    Ask about the trade and make the customer aware of your ability to offer the best trade-in value. Get them to discuss their old car, sharing their situation with it, and maybe even what kind of research they’ve done about determining its value. You can then continue to build the relationship by reinforcing their efforts and explaining your dealership’s valuation process. Even if you offer a remote method of assigning trade-in pricing, invite them to bring their old ride in and see the vehicle they want to buy in person. If executed well, these conversations can transition to discussing any payoff amounts, financing, and next steps in getting the customer to the dealership.

    Invite the customer to your dealership after you’ve shared vehicle pricing over the phone. Ask about availability to bring in their trade for evaluation. Invite them to stop in and meet your expert service department. Offer additional images and catered walkthrough videos of the vehicle they want. And extend the offer to deliver the vehicle to them at home or at work for a test drive if they’re not interested in stopping in today to see it in person.

    Sell the dealership, the team of friendly people, and the warranties. And don’t be afraid to use incentives to get people to the showroom. Maybe dangle the carrot of another similar vehicle that might be of interest to them. Offer a prepaid gas card for in-house test drives. And even if the call ends abruptly, make the walkthrough video anyway. Sending a video with a conversational and more personalized view of the vehicle will provide another reason to follow up with the customer.

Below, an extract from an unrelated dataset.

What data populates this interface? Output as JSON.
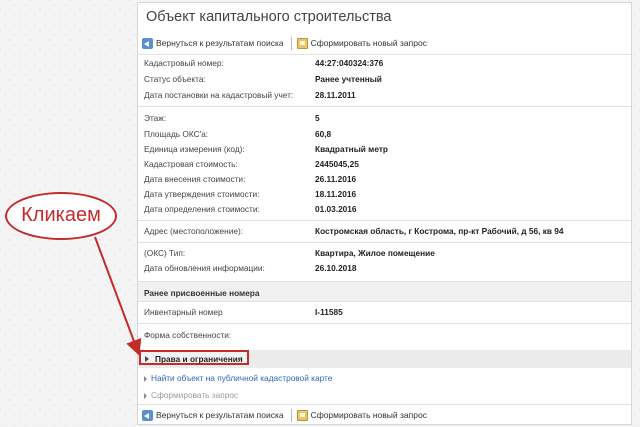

    Customer expectations have changed. To keep up with that shift, dealership sales strategies need to be innovative. The tactics of yesterday won’t work in today’s one-click environment. It’s time to let go of the old-school way of engagement. Buyers today are tech-savvy with access to more information than ever before. They want quick details and answers that allow them to make just as quick decisions. And if all they need from you is a price, don’t be afraid to give it to them.